Peer specialists using VPS support vocational recovery through a toolbox of information, skills and tools that is added to peer support core skills and competencies.  The following skills are considered key to providing Vocational Peer Support:
• Partnering for Vocational Recovery
• Building Motivational Foundations for Vocational Change
• Supporting Choice in Work and School
• Scaffolding Getting into Preferred Environments
• Keeping Jobs and School
Partnering gives peer specialists additional skills in developing authentic partnerships through which vocational recovery can be supported.  Peers benefit from adding to their repertoire such skills as orienting to vocational activities, paraphrasing, and sharing their vocational recovery stories.  
Building Motivational Foundations for Vocational Change offers skills and tools peers may need if they are working with people who are unsure about work or school.  Building Motivational Foundations helps develop the information, experiences, and supports needed to build confidence for vocational recovery.
Supporting Choice gives peers a framework for supporting vocational decision-making, with concrete tools for walking with the person as he or she identifies preferences, researches meaningful options, and determines a best match.
Scaffolding Getting teaches peer specialists to support the person to gather, develop, and access documents, skills, and employment supports.  Peer specialists are not expected to duplicate the role of job developers or employment specialists but work side-by-side with the person to get into meaningful work environments and/or access available services.
Keeping Jobs and School offers peer specialists the competencies they need to help identify skills and supports the person may need to sustain participation in work or school. Attention is paid to supporting decisions about disability disclosure and requesting needed accommodations.
VPS offers additional information, skills and tools in the areas of Coordinating with Vocational Service Providers, Researching Information, and, optionally, the basics of Social Security Work Incentives.
Vocational Peer Support creates an option for peer specialists who want to support vocational aspirations.  By working within the values and role of peer support, but incorporating key aspects of psychiatric rehabilitation, peer staff are better able to work with people to consider, choose, get, and keep the work and school roles of their choice.
For more information, contact the Center for Psychiatric Rehabilitation at Boston University at 617-353-3549 or by email: 
Debbie Nicolellis, Senior Training Associate:  debbien@bu.edu
Marianne Farkas, Director of Training: mfarkas@bu.edu 
Anthony, W., Cohen, M., Farkas, M., & Gagne, C. (2002). Psychiatric Rehabilitation. Center for Psychiatric Rehabilitation: Boston University. Boston, MA. 
Anthony, W. A., & Farkas, M. D. (2009). Primer on the psychiatric rehabilitation process. Boston: Boston University Center for Psychiatric Rehabilitation.

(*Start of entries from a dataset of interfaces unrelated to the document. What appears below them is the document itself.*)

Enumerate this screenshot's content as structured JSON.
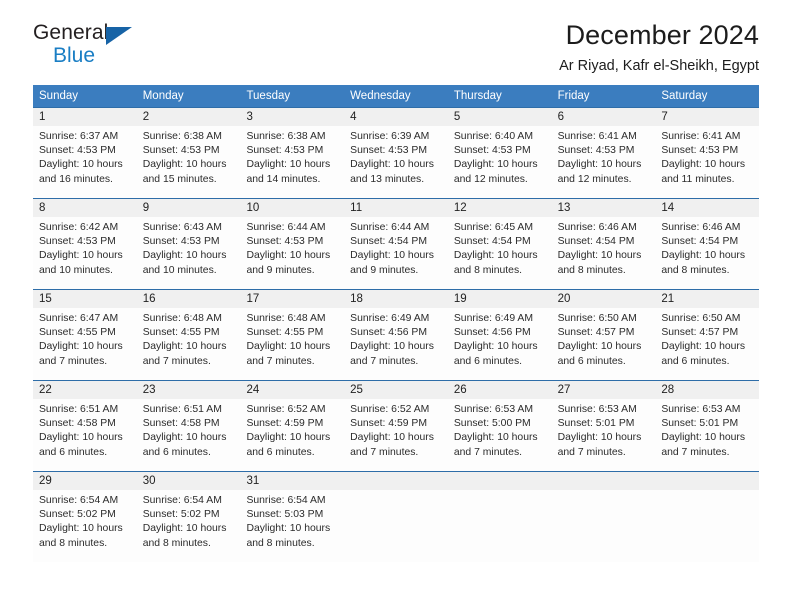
{
  "brand": {
    "name_part1": "General",
    "name_part2": "Blue"
  },
  "header": {
    "title": "December 2024",
    "subtitle": "Ar Riyad, Kafr el-Sheikh, Egypt"
  },
  "colors": {
    "header_blue": "#3b7dbf",
    "row_divider_blue": "#2e6da8",
    "date_band_gray": "#f0f0f0",
    "brand_blue": "#1a7ec4",
    "triangle_blue": "#1763a6",
    "text": "#222222"
  },
  "calendar": {
    "weekday_headers": [
      "Sunday",
      "Monday",
      "Tuesday",
      "Wednesday",
      "Thursday",
      "Friday",
      "Saturday"
    ],
    "weeks": [
      [
        {
          "day": "1",
          "sunrise": "Sunrise: 6:37 AM",
          "sunset": "Sunset: 4:53 PM",
          "daylight_line1": "Daylight: 10 hours",
          "daylight_line2": "and 16 minutes."
        },
        {
          "day": "2",
          "sunrise": "Sunrise: 6:38 AM",
          "sunset": "Sunset: 4:53 PM",
          "daylight_line1": "Daylight: 10 hours",
          "daylight_line2": "and 15 minutes."
        },
        {
          "day": "3",
          "sunrise": "Sunrise: 6:38 AM",
          "sunset": "Sunset: 4:53 PM",
          "daylight_line1": "Daylight: 10 hours",
          "daylight_line2": "and 14 minutes."
        },
        {
          "day": "4",
          "sunrise": "Sunrise: 6:39 AM",
          "sunset": "Sunset: 4:53 PM",
          "daylight_line1": "Daylight: 10 hours",
          "daylight_line2": "and 13 minutes."
        },
        {
          "day": "5",
          "sunrise": "Sunrise: 6:40 AM",
          "sunset": "Sunset: 4:53 PM",
          "daylight_line1": "Daylight: 10 hours",
          "daylight_line2": "and 12 minutes."
        },
        {
          "day": "6",
          "sunrise": "Sunrise: 6:41 AM",
          "sunset": "Sunset: 4:53 PM",
          "daylight_line1": "Daylight: 10 hours",
          "daylight_line2": "and 12 minutes."
        },
        {
          "day": "7",
          "sunrise": "Sunrise: 6:41 AM",
          "sunset": "Sunset: 4:53 PM",
          "daylight_line1": "Daylight: 10 hours",
          "daylight_line2": "and 11 minutes."
        }
      ],
      [
        {
          "day": "8",
          "sunrise": "Sunrise: 6:42 AM",
          "sunset": "Sunset: 4:53 PM",
          "daylight_line1": "Daylight: 10 hours",
          "daylight_line2": "and 10 minutes."
        },
        {
          "day": "9",
          "sunrise": "Sunrise: 6:43 AM",
          "sunset": "Sunset: 4:53 PM",
          "daylight_line1": "Daylight: 10 hours",
          "daylight_line2": "and 10 minutes."
        },
        {
          "day": "10",
          "sunrise": "Sunrise: 6:44 AM",
          "sunset": "Sunset: 4:53 PM",
          "daylight_line1": "Daylight: 10 hours",
          "daylight_line2": "and 9 minutes."
        },
        {
          "day": "11",
          "sunrise": "Sunrise: 6:44 AM",
          "sunset": "Sunset: 4:54 PM",
          "daylight_line1": "Daylight: 10 hours",
          "daylight_line2": "and 9 minutes."
        },
        {
          "day": "12",
          "sunrise": "Sunrise: 6:45 AM",
          "sunset": "Sunset: 4:54 PM",
          "daylight_line1": "Daylight: 10 hours",
          "daylight_line2": "and 8 minutes."
        },
        {
          "day": "13",
          "sunrise": "Sunrise: 6:46 AM",
          "sunset": "Sunset: 4:54 PM",
          "daylight_line1": "Daylight: 10 hours",
          "daylight_line2": "and 8 minutes."
        },
        {
          "day": "14",
          "sunrise": "Sunrise: 6:46 AM",
          "sunset": "Sunset: 4:54 PM",
          "daylight_line1": "Daylight: 10 hours",
          "daylight_line2": "and 8 minutes."
        }
      ],
      [
        {
          "day": "15",
          "sunrise": "Sunrise: 6:47 AM",
          "sunset": "Sunset: 4:55 PM",
          "daylight_line1": "Daylight: 10 hours",
          "daylight_line2": "and 7 minutes."
        },
        {
          "day": "16",
          "sunrise": "Sunrise: 6:48 AM",
          "sunset": "Sunset: 4:55 PM",
          "daylight_line1": "Daylight: 10 hours",
          "daylight_line2": "and 7 minutes."
        },
        {
          "day": "17",
          "sunrise": "Sunrise: 6:48 AM",
          "sunset": "Sunset: 4:55 PM",
          "daylight_line1": "Daylight: 10 hours",
          "daylight_line2": "and 7 minutes."
        },
        {
          "day": "18",
          "sunrise": "Sunrise: 6:49 AM",
          "sunset": "Sunset: 4:56 PM",
          "daylight_line1": "Daylight: 10 hours",
          "daylight_line2": "and 7 minutes."
        },
        {
          "day": "19",
          "sunrise": "Sunrise: 6:49 AM",
          "sunset": "Sunset: 4:56 PM",
          "daylight_line1": "Daylight: 10 hours",
          "daylight_line2": "and 6 minutes."
        },
        {
          "day": "20",
          "sunrise": "Sunrise: 6:50 AM",
          "sunset": "Sunset: 4:57 PM",
          "daylight_line1": "Daylight: 10 hours",
          "daylight_line2": "and 6 minutes."
        },
        {
          "day": "21",
          "sunrise": "Sunrise: 6:50 AM",
          "sunset": "Sunset: 4:57 PM",
          "daylight_line1": "Daylight: 10 hours",
          "daylight_line2": "and 6 minutes."
        }
      ],
      [
        {
          "day": "22",
          "sunrise": "Sunrise: 6:51 AM",
          "sunset": "Sunset: 4:58 PM",
          "daylight_line1": "Daylight: 10 hours",
          "daylight_line2": "and 6 minutes."
        },
        {
          "day": "23",
          "sunrise": "Sunrise: 6:51 AM",
          "sunset": "Sunset: 4:58 PM",
          "daylight_line1": "Daylight: 10 hours",
          "daylight_line2": "and 6 minutes."
        },
        {
          "day": "24",
          "sunrise": "Sunrise: 6:52 AM",
          "sunset": "Sunset: 4:59 PM",
          "daylight_line1": "Daylight: 10 hours",
          "daylight_line2": "and 6 minutes."
        },
        {
          "day": "25",
          "sunrise": "Sunrise: 6:52 AM",
          "sunset": "Sunset: 4:59 PM",
          "daylight_line1": "Daylight: 10 hours",
          "daylight_line2": "and 7 minutes."
        },
        {
          "day": "26",
          "sunrise": "Sunrise: 6:53 AM",
          "sunset": "Sunset: 5:00 PM",
          "daylight_line1": "Daylight: 10 hours",
          "daylight_line2": "and 7 minutes."
        },
        {
          "day": "27",
          "sunrise": "Sunrise: 6:53 AM",
          "sunset": "Sunset: 5:01 PM",
          "daylight_line1": "Daylight: 10 hours",
          "daylight_line2": "and 7 minutes."
        },
        {
          "day": "28",
          "sunrise": "Sunrise: 6:53 AM",
          "sunset": "Sunset: 5:01 PM",
          "daylight_line1": "Daylight: 10 hours",
          "daylight_line2": "and 7 minutes."
        }
      ],
      [
        {
          "day": "29",
          "sunrise": "Sunrise: 6:54 AM",
          "sunset": "Sunset: 5:02 PM",
          "daylight_line1": "Daylight: 10 hours",
          "daylight_line2": "and 8 minutes."
        },
        {
          "day": "30",
          "sunrise": "Sunrise: 6:54 AM",
          "sunset": "Sunset: 5:02 PM",
          "daylight_line1": "Daylight: 10 hours",
          "daylight_line2": "and 8 minutes."
        },
        {
          "day": "31",
          "sunrise": "Sunrise: 6:54 AM",
          "sunset": "Sunset: 5:03 PM",
          "daylight_line1": "Daylight: 10 hours",
          "daylight_line2": "and 8 minutes."
        },
        {
          "day": "",
          "sunrise": "",
          "sunset": "",
          "daylight_line1": "",
          "daylight_line2": ""
        },
        {
          "day": "",
          "sunrise": "",
          "sunset": "",
          "daylight_line1": "",
          "daylight_line2": ""
        },
        {
          "day": "",
          "sunrise": "",
          "sunset": "",
          "daylight_line1": "",
          "daylight_line2": ""
        },
        {
          "day": "",
          "sunrise": "",
          "sunset": "",
          "daylight_line1": "",
          "daylight_line2": ""
        }
      ]
    ]
  }
}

Appalachian Consulting Group (2006), Certified Peer Specialist Training Course. Modified with per-mission by the Transformation Center, 2008, 2010.
Center for Psychiatric Rehabilitation (2003).  Psychiatric Vocational Rehabilitation: A training curriculum.  Unpublished curriculum. Boston, MA:  Boston University Center for Psychiatric Rehabilitation.
Danley, K.S. & Anthony, W.A. (1987). The choose-get-keep model: Serving severely psychiatrically disabled people. American Rehabilitation, 13(4), 6-9, 27-29.